[Page and application data records]

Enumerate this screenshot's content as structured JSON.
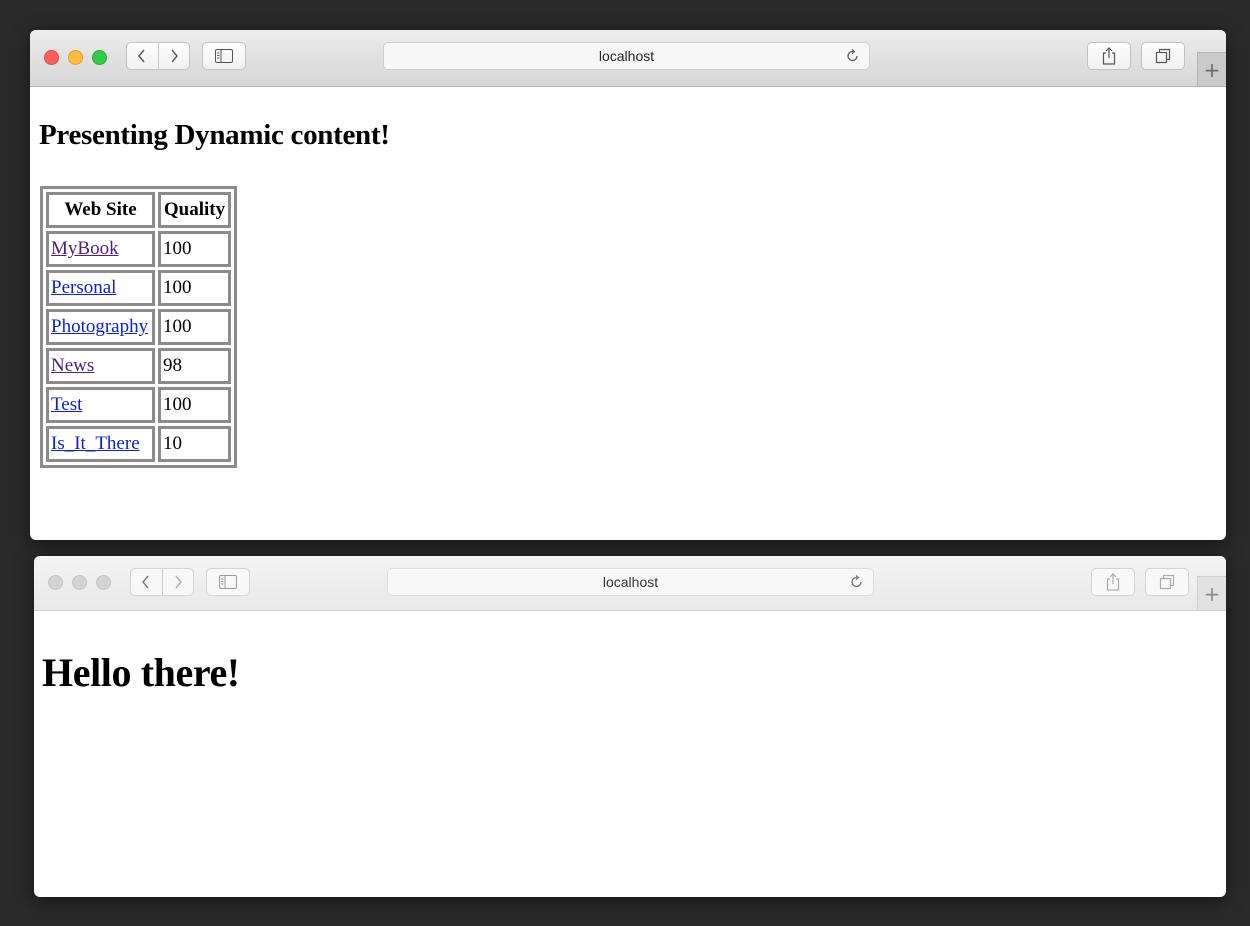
{
  "windows": [
    {
      "address": "localhost",
      "heading": "Presenting Dynamic content!",
      "table": {
        "headers": [
          "Web Site",
          "Quality"
        ],
        "rows": [
          {
            "site": "MyBook",
            "quality": "100",
            "visited": true
          },
          {
            "site": "Personal",
            "quality": "100",
            "visited": false
          },
          {
            "site": "Photography",
            "quality": "100",
            "visited": false
          },
          {
            "site": "News",
            "quality": "98",
            "visited": true
          },
          {
            "site": "Test",
            "quality": "100",
            "visited": false
          },
          {
            "site": "Is_It_There",
            "quality": "10",
            "visited": false
          }
        ]
      }
    },
    {
      "address": "localhost",
      "heading": "Hello there!"
    }
  ],
  "toolbar": {
    "new_tab_label": "+",
    "icons": [
      "back-icon",
      "forward-icon",
      "sidebar-icon",
      "reload-icon",
      "share-icon",
      "tabs-icon"
    ]
  },
  "colors": {
    "link": "#0b22c8",
    "visited_link": "#4b1d86",
    "table_border": "#8b8b8b",
    "traffic_red": "#fc605b",
    "traffic_yellow": "#fdbc40",
    "traffic_green": "#34c84a"
  }
}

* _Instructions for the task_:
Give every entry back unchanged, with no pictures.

* _The completed task_:
Enumerate this screenshot's content as structured JSON.
{
  "windows": [
    {
      "address": "localhost",
      "heading": "Presenting Dynamic content!",
      "table": {
        "headers": [
          "Web Site",
          "Quality"
        ],
        "rows": [
          {
            "site": "MyBook",
            "quality": "100",
            "visited": true
          },
          {
            "site": "Personal",
            "quality": "100",
            "visited": false
          },
          {
            "site": "Photography",
            "quality": "100",
            "visited": false
          },
          {
            "site": "News",
            "quality": "98",
            "visited": true
          },
          {
            "site": "Test",
            "quality": "100",
            "visited": false
          },
          {
            "site": "Is_It_There",
            "quality": "10",
            "visited": false
          }
        ]
      }
    },
    {
      "address": "localhost",
      "heading": "Hello there!"
    }
  ],
  "toolbar": {
    "new_tab_label": "+",
    "icons": [
      "back-icon",
      "forward-icon",
      "sidebar-icon",
      "reload-icon",
      "share-icon",
      "tabs-icon"
    ]
  },
  "colors": {
    "link": "#0b22c8",
    "visited_link": "#4b1d86",
    "table_border": "#8b8b8b",
    "traffic_red": "#fc605b",
    "traffic_yellow": "#fdbc40",
    "traffic_green": "#34c84a"
  }
}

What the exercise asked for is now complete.